== WORK REQUEST ==
Only the final stretch of lines is needed: output exactly the line containing "Output a JSON" and all lines following it in the listing below.

════════

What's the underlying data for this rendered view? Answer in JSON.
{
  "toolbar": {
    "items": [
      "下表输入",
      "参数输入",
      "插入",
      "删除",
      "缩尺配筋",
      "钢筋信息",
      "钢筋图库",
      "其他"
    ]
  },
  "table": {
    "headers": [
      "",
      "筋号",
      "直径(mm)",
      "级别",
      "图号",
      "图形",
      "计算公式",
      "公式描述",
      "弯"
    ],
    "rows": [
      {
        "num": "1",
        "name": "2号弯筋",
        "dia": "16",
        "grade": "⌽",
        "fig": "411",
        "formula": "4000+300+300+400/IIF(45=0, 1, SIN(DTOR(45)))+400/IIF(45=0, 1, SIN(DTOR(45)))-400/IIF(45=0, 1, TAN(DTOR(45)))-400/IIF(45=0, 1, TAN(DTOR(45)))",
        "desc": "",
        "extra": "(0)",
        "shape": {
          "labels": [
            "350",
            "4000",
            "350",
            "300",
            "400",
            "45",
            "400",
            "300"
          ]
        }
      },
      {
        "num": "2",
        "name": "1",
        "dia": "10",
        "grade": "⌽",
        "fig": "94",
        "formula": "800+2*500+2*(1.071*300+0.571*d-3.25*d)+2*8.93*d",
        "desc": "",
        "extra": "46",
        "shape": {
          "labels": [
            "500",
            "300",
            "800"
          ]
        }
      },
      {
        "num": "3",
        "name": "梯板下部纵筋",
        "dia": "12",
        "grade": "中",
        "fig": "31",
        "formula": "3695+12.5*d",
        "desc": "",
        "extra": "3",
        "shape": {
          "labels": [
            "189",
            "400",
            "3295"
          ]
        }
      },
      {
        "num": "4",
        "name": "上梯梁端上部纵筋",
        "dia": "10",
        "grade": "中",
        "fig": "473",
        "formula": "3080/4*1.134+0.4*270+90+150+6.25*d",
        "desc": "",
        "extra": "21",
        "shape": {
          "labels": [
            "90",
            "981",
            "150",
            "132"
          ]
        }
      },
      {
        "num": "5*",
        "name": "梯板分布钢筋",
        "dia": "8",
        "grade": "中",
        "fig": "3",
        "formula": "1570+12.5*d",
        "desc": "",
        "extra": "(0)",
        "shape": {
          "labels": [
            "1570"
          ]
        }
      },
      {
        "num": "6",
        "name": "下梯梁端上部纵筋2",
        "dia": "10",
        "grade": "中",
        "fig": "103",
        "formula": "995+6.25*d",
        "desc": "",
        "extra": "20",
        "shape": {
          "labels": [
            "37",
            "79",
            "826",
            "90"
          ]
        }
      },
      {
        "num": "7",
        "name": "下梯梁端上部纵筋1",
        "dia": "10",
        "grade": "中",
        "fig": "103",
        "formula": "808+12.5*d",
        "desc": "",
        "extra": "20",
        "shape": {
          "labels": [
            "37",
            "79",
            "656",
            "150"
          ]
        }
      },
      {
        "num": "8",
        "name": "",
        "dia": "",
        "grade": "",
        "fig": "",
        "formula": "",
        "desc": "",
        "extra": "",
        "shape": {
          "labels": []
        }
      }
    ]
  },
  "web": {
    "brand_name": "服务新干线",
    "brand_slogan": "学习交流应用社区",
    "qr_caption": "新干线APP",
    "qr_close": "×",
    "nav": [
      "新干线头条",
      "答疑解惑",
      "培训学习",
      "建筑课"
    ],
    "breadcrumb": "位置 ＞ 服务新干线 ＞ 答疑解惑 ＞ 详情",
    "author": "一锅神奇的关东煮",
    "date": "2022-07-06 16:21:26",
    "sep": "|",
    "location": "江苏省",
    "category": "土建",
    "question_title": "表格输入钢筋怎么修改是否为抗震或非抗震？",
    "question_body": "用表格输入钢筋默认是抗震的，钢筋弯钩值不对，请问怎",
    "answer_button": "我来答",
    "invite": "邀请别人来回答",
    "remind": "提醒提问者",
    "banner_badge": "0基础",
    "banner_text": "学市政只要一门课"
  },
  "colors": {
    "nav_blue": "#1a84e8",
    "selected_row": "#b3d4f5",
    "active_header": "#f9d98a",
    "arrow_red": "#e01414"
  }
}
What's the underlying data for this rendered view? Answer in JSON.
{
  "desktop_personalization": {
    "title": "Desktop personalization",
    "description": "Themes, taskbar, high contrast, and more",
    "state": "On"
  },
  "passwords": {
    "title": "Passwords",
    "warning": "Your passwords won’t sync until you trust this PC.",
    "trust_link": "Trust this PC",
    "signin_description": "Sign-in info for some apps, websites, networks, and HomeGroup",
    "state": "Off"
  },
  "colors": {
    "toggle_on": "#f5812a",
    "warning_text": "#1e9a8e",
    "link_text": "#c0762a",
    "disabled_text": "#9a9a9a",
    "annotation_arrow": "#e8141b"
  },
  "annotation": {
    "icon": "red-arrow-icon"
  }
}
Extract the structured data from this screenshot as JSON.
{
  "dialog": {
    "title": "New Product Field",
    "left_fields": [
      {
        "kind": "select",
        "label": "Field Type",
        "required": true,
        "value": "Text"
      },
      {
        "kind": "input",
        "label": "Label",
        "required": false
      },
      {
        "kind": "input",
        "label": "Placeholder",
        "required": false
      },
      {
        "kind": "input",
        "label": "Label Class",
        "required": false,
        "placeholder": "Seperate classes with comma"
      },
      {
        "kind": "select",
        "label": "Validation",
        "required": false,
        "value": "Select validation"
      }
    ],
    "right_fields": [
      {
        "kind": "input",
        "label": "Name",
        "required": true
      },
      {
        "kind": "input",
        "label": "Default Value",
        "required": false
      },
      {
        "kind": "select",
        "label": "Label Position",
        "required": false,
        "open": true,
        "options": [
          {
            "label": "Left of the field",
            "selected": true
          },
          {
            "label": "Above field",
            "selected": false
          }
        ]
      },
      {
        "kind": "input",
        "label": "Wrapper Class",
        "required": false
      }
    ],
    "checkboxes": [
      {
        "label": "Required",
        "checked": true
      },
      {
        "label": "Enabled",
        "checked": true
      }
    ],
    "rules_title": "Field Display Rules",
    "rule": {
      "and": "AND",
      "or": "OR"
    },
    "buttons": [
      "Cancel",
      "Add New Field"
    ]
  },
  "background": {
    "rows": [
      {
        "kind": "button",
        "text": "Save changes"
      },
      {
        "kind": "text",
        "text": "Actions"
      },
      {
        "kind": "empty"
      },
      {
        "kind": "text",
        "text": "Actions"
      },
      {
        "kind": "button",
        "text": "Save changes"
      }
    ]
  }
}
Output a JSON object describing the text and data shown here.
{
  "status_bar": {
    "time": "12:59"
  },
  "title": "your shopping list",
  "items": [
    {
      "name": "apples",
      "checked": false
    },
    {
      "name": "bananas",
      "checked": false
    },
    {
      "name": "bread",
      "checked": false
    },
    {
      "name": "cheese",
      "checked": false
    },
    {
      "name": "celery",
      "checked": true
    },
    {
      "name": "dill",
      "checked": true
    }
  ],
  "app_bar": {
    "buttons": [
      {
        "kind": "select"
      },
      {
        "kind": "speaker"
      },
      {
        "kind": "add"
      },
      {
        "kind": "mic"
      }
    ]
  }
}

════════

== SOLVED PROBLEM ==
Output a JSON object describing the text and data shown here.
{
  "status_bar": {
    "time": "12:59"
  },
  "title": "your shopping list",
  "items": [
    {
      "name": "apples",
      "checked": false
    },
    {
      "name": "bananas",
      "checked": false
    },
    {
      "name": "bread",
      "checked": false
    },
    {
      "name": "cheese",
      "checked": false
    },
    {
      "name": "celery",
      "checked": true
    },
    {
      "name": "dill",
      "checked": true
    }
  ],
  "app_bar": {
    "buttons": [
      {
        "kind": "select"
      },
      {
        "kind": "speaker"
      },
      {
        "kind": "add"
      },
      {
        "kind": "mic"
      }
    ]
  }
}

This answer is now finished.